[[ Data for the task, beginning ]]
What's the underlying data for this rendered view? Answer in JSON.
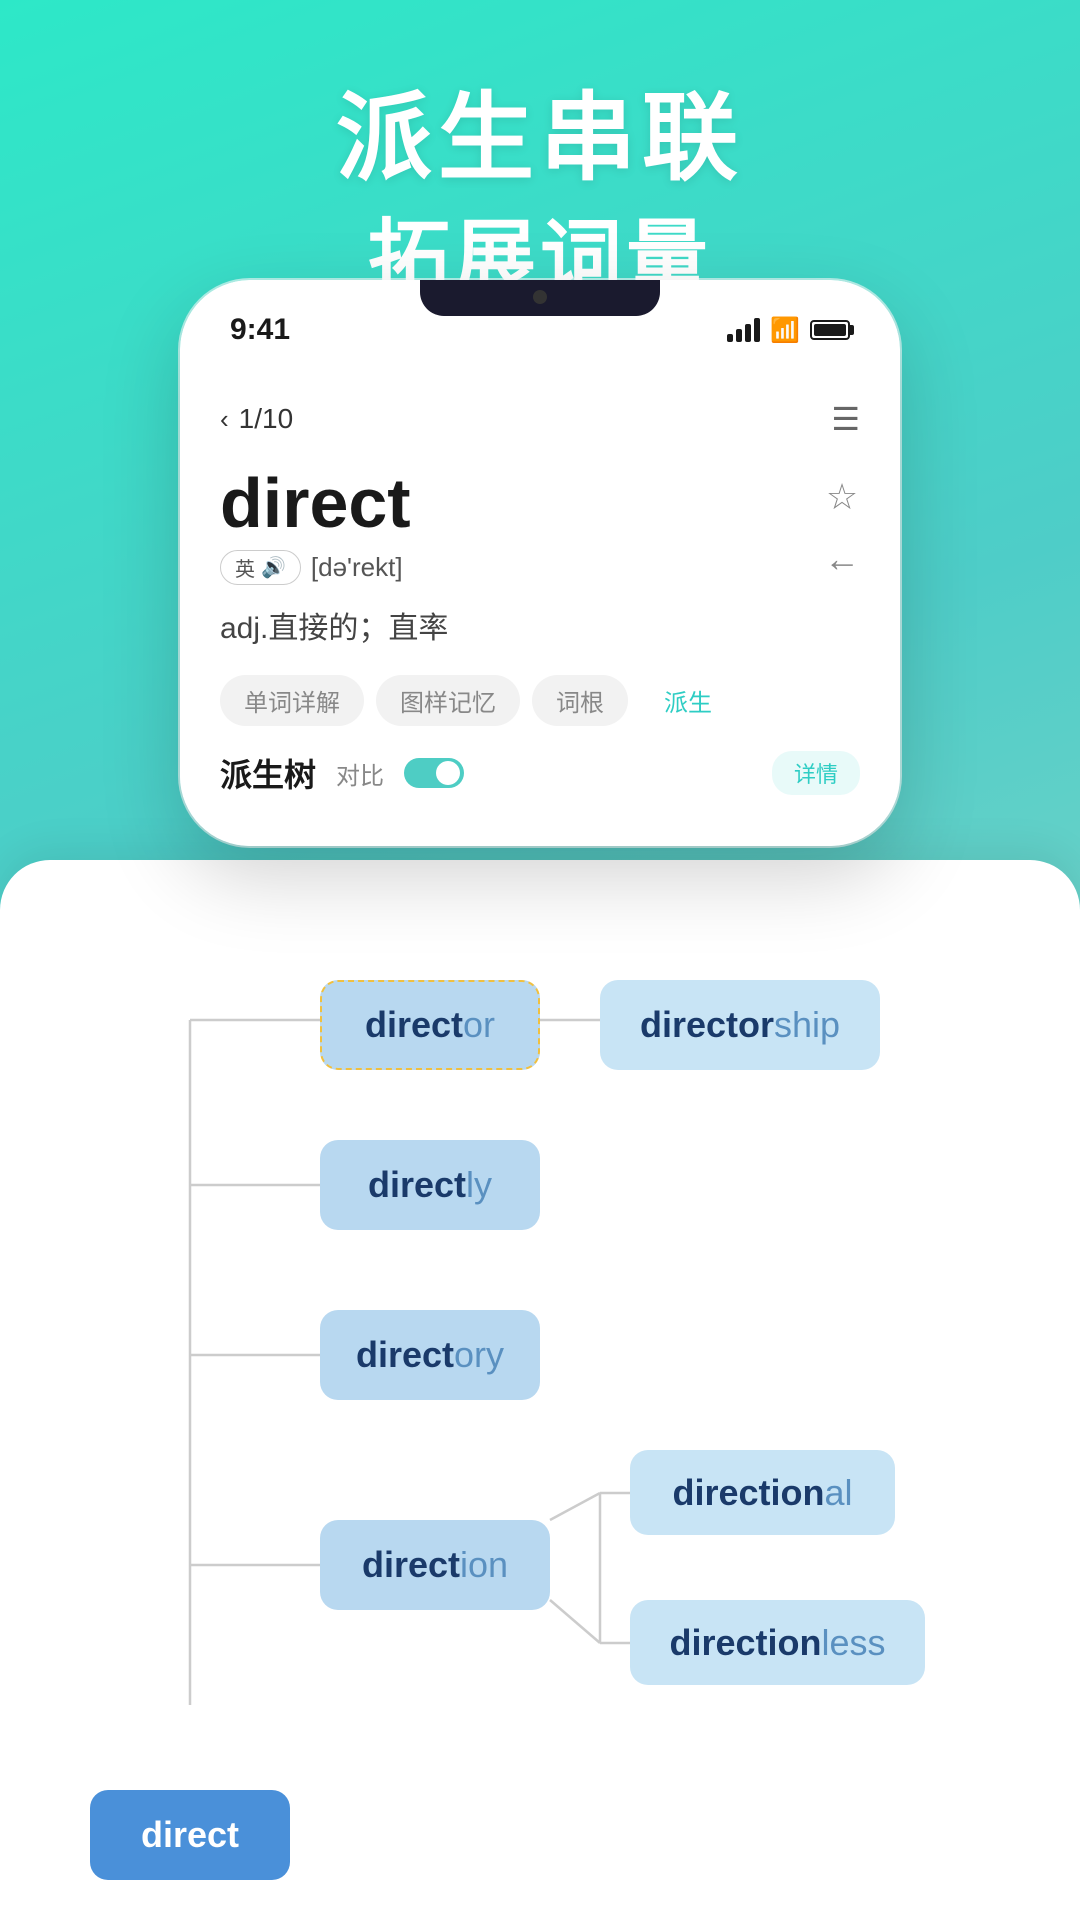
{
  "header": {
    "line1": "派生串联",
    "line2": "拓展词量"
  },
  "status": {
    "time": "9:41",
    "page": "1/10"
  },
  "word": {
    "title": "direct",
    "language": "英",
    "phonetic": "[də'rekt]",
    "definition": "adj.直接的；直率",
    "star_label": "★",
    "back_label": "←"
  },
  "tabs": [
    {
      "label": "单词详解",
      "active": false
    },
    {
      "label": "图样记忆",
      "active": false
    },
    {
      "label": "词根",
      "active": false
    },
    {
      "label": "派生",
      "active": true
    }
  ],
  "section": {
    "title": "派生树",
    "compare": "对比",
    "detail_btn": "详情"
  },
  "tree": {
    "root": "direct",
    "nodes": [
      {
        "id": "director",
        "bold": "direct",
        "light": "or",
        "has_dashed": true
      },
      {
        "id": "directorship",
        "bold": "director",
        "light": "ship"
      },
      {
        "id": "directly",
        "bold": "direct",
        "light": "ly"
      },
      {
        "id": "directory",
        "bold": "direct",
        "light": "ory"
      },
      {
        "id": "direction",
        "bold": "direct",
        "light": "ion"
      },
      {
        "id": "directional",
        "bold": "direction",
        "light": "al"
      },
      {
        "id": "directionless",
        "bold": "direction",
        "light": "less"
      }
    ]
  },
  "nav": {
    "chevron": "‹",
    "filter": "⊟"
  }
}
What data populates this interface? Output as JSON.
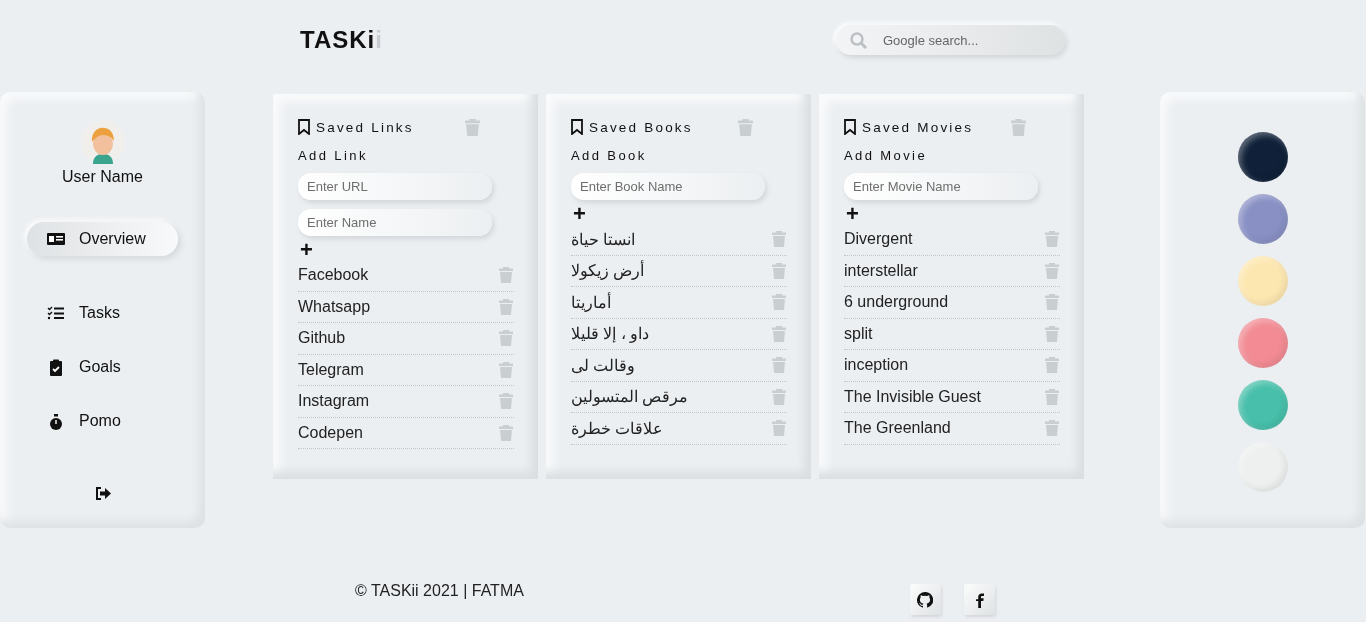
{
  "header": {
    "logo": {
      "main": "TASKi",
      "accent": "i"
    },
    "search": {
      "placeholder": "Google search..."
    }
  },
  "sidebar": {
    "user_name": "User Name",
    "items": [
      {
        "label": "Overview",
        "selected": true
      },
      {
        "label": "Tasks",
        "selected": false
      },
      {
        "label": "Goals",
        "selected": false
      },
      {
        "label": "Pomo",
        "selected": false
      }
    ]
  },
  "cards": [
    {
      "title": "Saved Links",
      "add_label": "Add Link",
      "add_button": "+",
      "inputs": [
        {
          "placeholder": "Enter URL"
        },
        {
          "placeholder": "Enter Name"
        }
      ],
      "items": [
        "Facebook",
        "Whatsapp",
        "Github",
        "Telegram",
        "Instagram",
        "Codepen"
      ]
    },
    {
      "title": "Saved Books",
      "add_label": "Add Book",
      "add_button": "+",
      "inputs": [
        {
          "placeholder": "Enter Book Name"
        }
      ],
      "items": [
        "انستا حياة",
        "أرض زيكولا",
        "أماريتا",
        "داو ، إلا قليلا",
        "وقالت لى",
        "مرقص المتسولين",
        "علاقات خطرة"
      ]
    },
    {
      "title": "Saved Movies",
      "add_label": "Add Movie",
      "add_button": "+",
      "inputs": [
        {
          "placeholder": "Enter Movie Name"
        }
      ],
      "items": [
        "Divergent",
        "interstellar",
        "6 underground",
        "split",
        "inception",
        "The Invisible Guest",
        "The Greenland"
      ]
    }
  ],
  "themes": [
    {
      "color": "#0f2038"
    },
    {
      "color": "#8890c4"
    },
    {
      "color": "#fde7b0"
    },
    {
      "color": "#f28b94"
    },
    {
      "color": "#47bfaa"
    },
    {
      "color": "#eef0f0"
    }
  ],
  "footer": {
    "copyright": "© TASKii 2021 | FATMA"
  }
}
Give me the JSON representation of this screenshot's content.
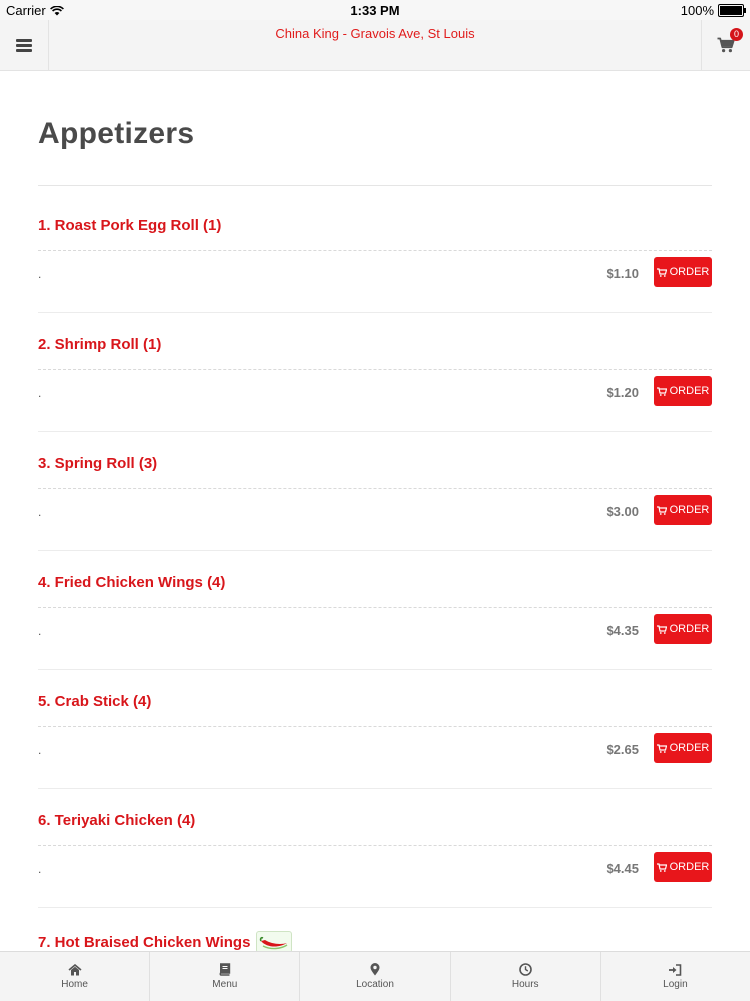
{
  "status_bar": {
    "carrier": "Carrier",
    "time": "1:33 PM",
    "battery": "100%"
  },
  "header": {
    "title": "China King - Gravois Ave, St Louis",
    "cart_count": "0"
  },
  "section": {
    "title": "Appetizers"
  },
  "order_label": "ORDER",
  "items": [
    {
      "name": "1. Roast Pork Egg Roll (1)",
      "description": ".",
      "price": "$1.10"
    },
    {
      "name": "2. Shrimp Roll (1)",
      "description": ".",
      "price": "$1.20"
    },
    {
      "name": "3. Spring Roll (3)",
      "description": ".",
      "price": "$3.00"
    },
    {
      "name": "4. Fried Chicken Wings (4)",
      "description": ".",
      "price": "$4.35"
    },
    {
      "name": "5. Crab Stick (4)",
      "description": ".",
      "price": "$2.65"
    },
    {
      "name": "6. Teriyaki Chicken (4)",
      "description": ".",
      "price": "$4.45"
    },
    {
      "name": "7. Hot Braised Chicken Wings",
      "spicy": true
    }
  ],
  "tabs": [
    {
      "label": "Home",
      "icon": "home-icon"
    },
    {
      "label": "Menu",
      "icon": "book-icon"
    },
    {
      "label": "Location",
      "icon": "map-pin-icon"
    },
    {
      "label": "Hours",
      "icon": "clock-icon"
    },
    {
      "label": "Login",
      "icon": "login-icon"
    }
  ]
}
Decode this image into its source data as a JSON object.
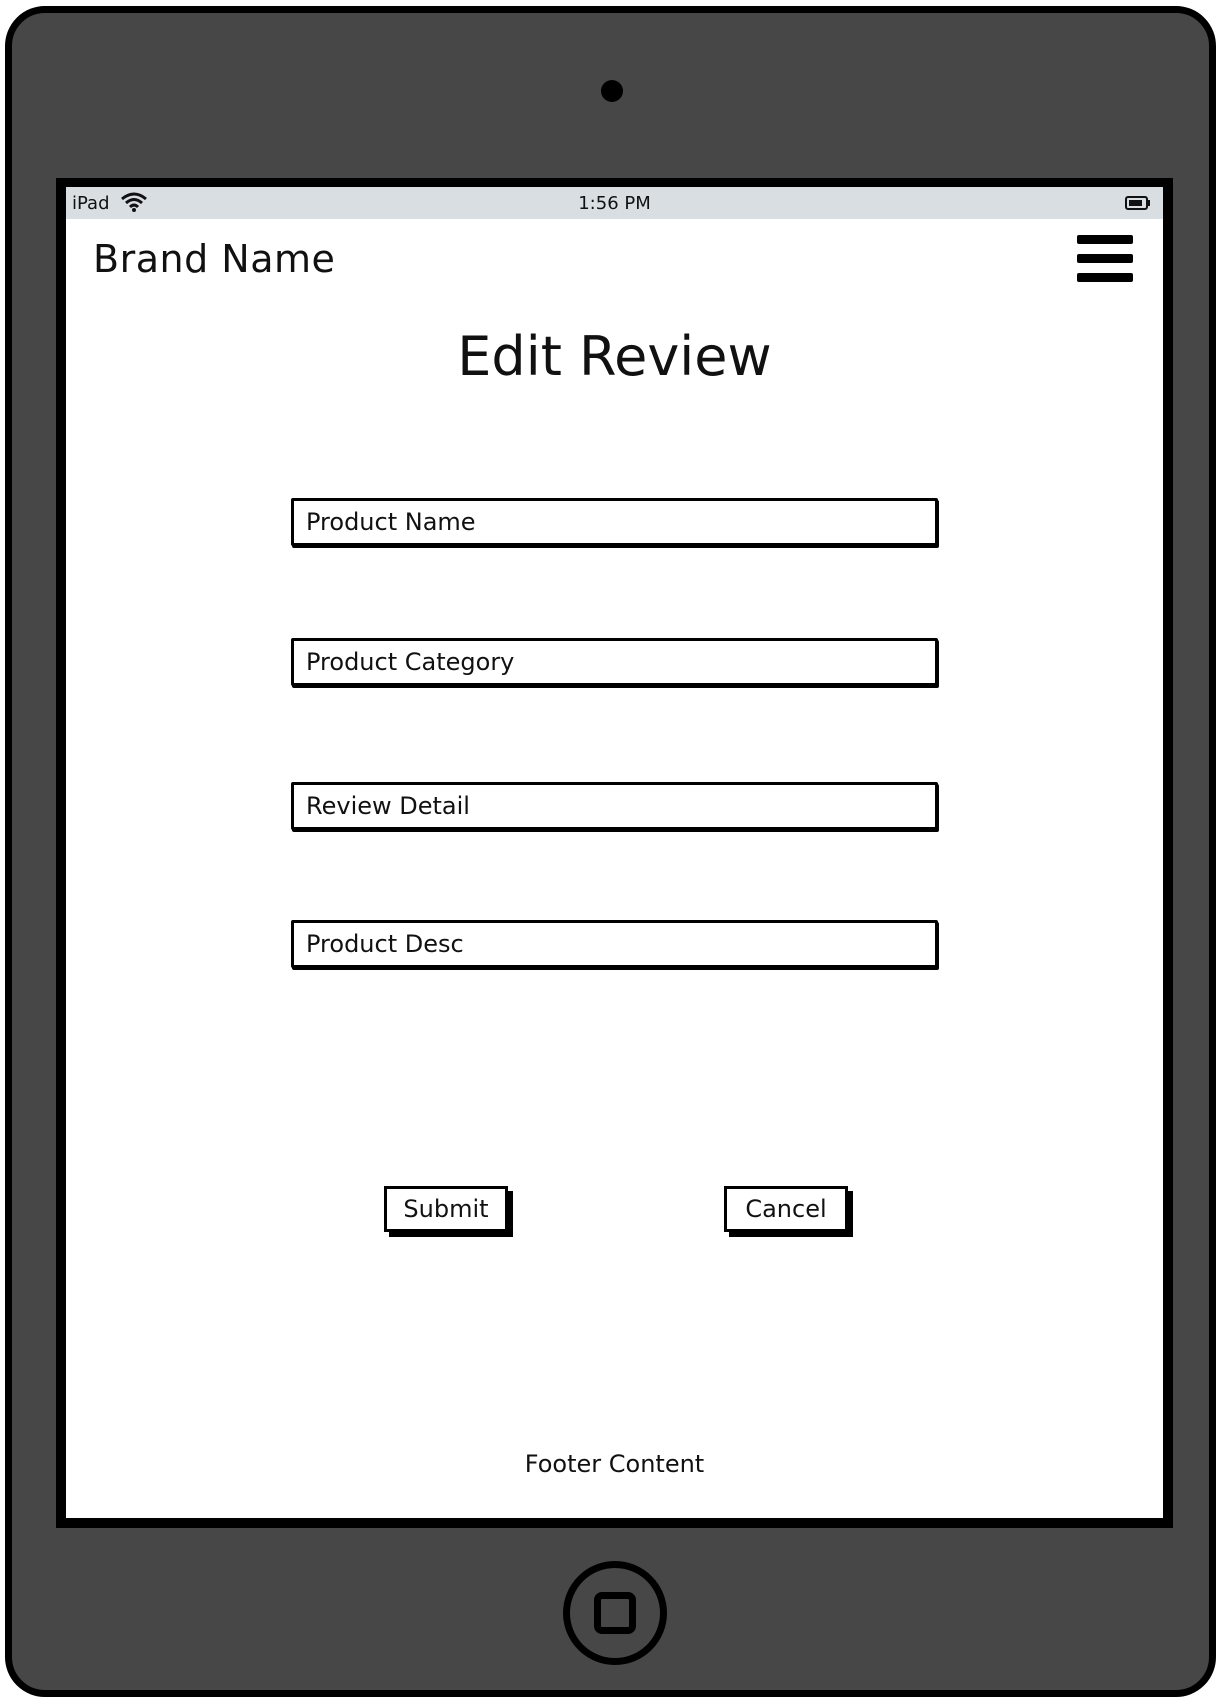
{
  "status_bar": {
    "carrier": "iPad",
    "time": "1:56 PM",
    "icons": [
      "wifi-icon",
      "battery-icon"
    ]
  },
  "header": {
    "brand": "Brand Name",
    "menu_icon": "hamburger-menu-icon"
  },
  "main": {
    "title": "Edit Review",
    "fields": [
      {
        "placeholder": "Product Name"
      },
      {
        "placeholder": "Product Category"
      },
      {
        "placeholder": "Review Detail"
      },
      {
        "placeholder": "Product Desc"
      }
    ],
    "submit_label": "Submit",
    "cancel_label": "Cancel"
  },
  "footer": {
    "text": "Footer Content"
  },
  "colors": {
    "device_body": "#474747",
    "status_bar": "#d8dee2",
    "screen": "#ffffff",
    "ink": "#000000"
  }
}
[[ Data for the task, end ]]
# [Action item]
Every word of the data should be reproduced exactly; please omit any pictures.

# [Output]
What's the underlying data for this rendered view? Answer in JSON.
{
  "header": {
    "line1": "派生串联",
    "line2": "拓展词量"
  },
  "status": {
    "time": "9:41",
    "page": "1/10"
  },
  "word": {
    "title": "direct",
    "language": "英",
    "phonetic": "[də'rekt]",
    "definition": "adj.直接的；直率",
    "star_label": "★",
    "back_label": "←"
  },
  "tabs": [
    {
      "label": "单词详解",
      "active": false
    },
    {
      "label": "图样记忆",
      "active": false
    },
    {
      "label": "词根",
      "active": false
    },
    {
      "label": "派生",
      "active": true
    }
  ],
  "section": {
    "title": "派生树",
    "compare": "对比",
    "detail_btn": "详情"
  },
  "tree": {
    "root": "direct",
    "nodes": [
      {
        "id": "director",
        "bold": "direct",
        "light": "or",
        "has_dashed": true
      },
      {
        "id": "directorship",
        "bold": "director",
        "light": "ship"
      },
      {
        "id": "directly",
        "bold": "direct",
        "light": "ly"
      },
      {
        "id": "directory",
        "bold": "direct",
        "light": "ory"
      },
      {
        "id": "direction",
        "bold": "direct",
        "light": "ion"
      },
      {
        "id": "directional",
        "bold": "direction",
        "light": "al"
      },
      {
        "id": "directionless",
        "bold": "direction",
        "light": "less"
      }
    ]
  },
  "nav": {
    "chevron": "‹",
    "filter": "⊟"
  }
}
What data populates this interface? Output as JSON.
{
  "header": {
    "logo": {
      "main": "TASKi",
      "accent": "i"
    },
    "search": {
      "placeholder": "Google search..."
    }
  },
  "sidebar": {
    "user_name": "User Name",
    "items": [
      {
        "label": "Overview",
        "selected": true
      },
      {
        "label": "Tasks",
        "selected": false
      },
      {
        "label": "Goals",
        "selected": false
      },
      {
        "label": "Pomo",
        "selected": false
      }
    ]
  },
  "cards": [
    {
      "title": "Saved Links",
      "add_label": "Add Link",
      "add_button": "+",
      "inputs": [
        {
          "placeholder": "Enter URL"
        },
        {
          "placeholder": "Enter Name"
        }
      ],
      "items": [
        "Facebook",
        "Whatsapp",
        "Github",
        "Telegram",
        "Instagram",
        "Codepen"
      ]
    },
    {
      "title": "Saved Books",
      "add_label": "Add Book",
      "add_button": "+",
      "inputs": [
        {
          "placeholder": "Enter Book Name"
        }
      ],
      "items": [
        "انستا حياة",
        "أرض زيكولا",
        "أماريتا",
        "داو ، إلا قليلا",
        "وقالت لى",
        "مرقص المتسولين",
        "علاقات خطرة"
      ]
    },
    {
      "title": "Saved Movies",
      "add_label": "Add Movie",
      "add_button": "+",
      "inputs": [
        {
          "placeholder": "Enter Movie Name"
        }
      ],
      "items": [
        "Divergent",
        "interstellar",
        "6 underground",
        "split",
        "inception",
        "The Invisible Guest",
        "The Greenland"
      ]
    }
  ],
  "themes": [
    {
      "color": "#0f2038"
    },
    {
      "color": "#8890c4"
    },
    {
      "color": "#fde7b0"
    },
    {
      "color": "#f28b94"
    },
    {
      "color": "#47bfaa"
    },
    {
      "color": "#eef0f0"
    }
  ],
  "footer": {
    "copyright": "© TASKii 2021 | FATMA"
  }
}
Give me the JSON representation of this screenshot's content.
{
  "status_bar": {
    "carrier": "Carrier",
    "time": "1:33 PM",
    "battery": "100%"
  },
  "header": {
    "title": "China King - Gravois Ave, St Louis",
    "cart_count": "0"
  },
  "section": {
    "title": "Appetizers"
  },
  "order_label": "ORDER",
  "items": [
    {
      "name": "1. Roast Pork Egg Roll (1)",
      "description": ".",
      "price": "$1.10"
    },
    {
      "name": "2. Shrimp Roll (1)",
      "description": ".",
      "price": "$1.20"
    },
    {
      "name": "3. Spring Roll (3)",
      "description": ".",
      "price": "$3.00"
    },
    {
      "name": "4. Fried Chicken Wings (4)",
      "description": ".",
      "price": "$4.35"
    },
    {
      "name": "5. Crab Stick (4)",
      "description": ".",
      "price": "$2.65"
    },
    {
      "name": "6. Teriyaki Chicken (4)",
      "description": ".",
      "price": "$4.45"
    },
    {
      "name": "7. Hot Braised Chicken Wings",
      "spicy": true
    }
  ],
  "tabs": [
    {
      "label": "Home",
      "icon": "home-icon"
    },
    {
      "label": "Menu",
      "icon": "book-icon"
    },
    {
      "label": "Location",
      "icon": "map-pin-icon"
    },
    {
      "label": "Hours",
      "icon": "clock-icon"
    },
    {
      "label": "Login",
      "icon": "login-icon"
    }
  ]
}
Decode this image into its source data as a JSON object.
{
  "status_bar": {
    "carrier": "iPad",
    "time": "1:56 PM",
    "icons": [
      "wifi-icon",
      "battery-icon"
    ]
  },
  "header": {
    "brand": "Brand Name",
    "menu_icon": "hamburger-menu-icon"
  },
  "main": {
    "title": "Edit Review",
    "fields": [
      {
        "placeholder": "Product Name"
      },
      {
        "placeholder": "Product Category"
      },
      {
        "placeholder": "Review Detail"
      },
      {
        "placeholder": "Product Desc"
      }
    ],
    "submit_label": "Submit",
    "cancel_label": "Cancel"
  },
  "footer": {
    "text": "Footer Content"
  },
  "colors": {
    "device_body": "#474747",
    "status_bar": "#d8dee2",
    "screen": "#ffffff",
    "ink": "#000000"
  }
}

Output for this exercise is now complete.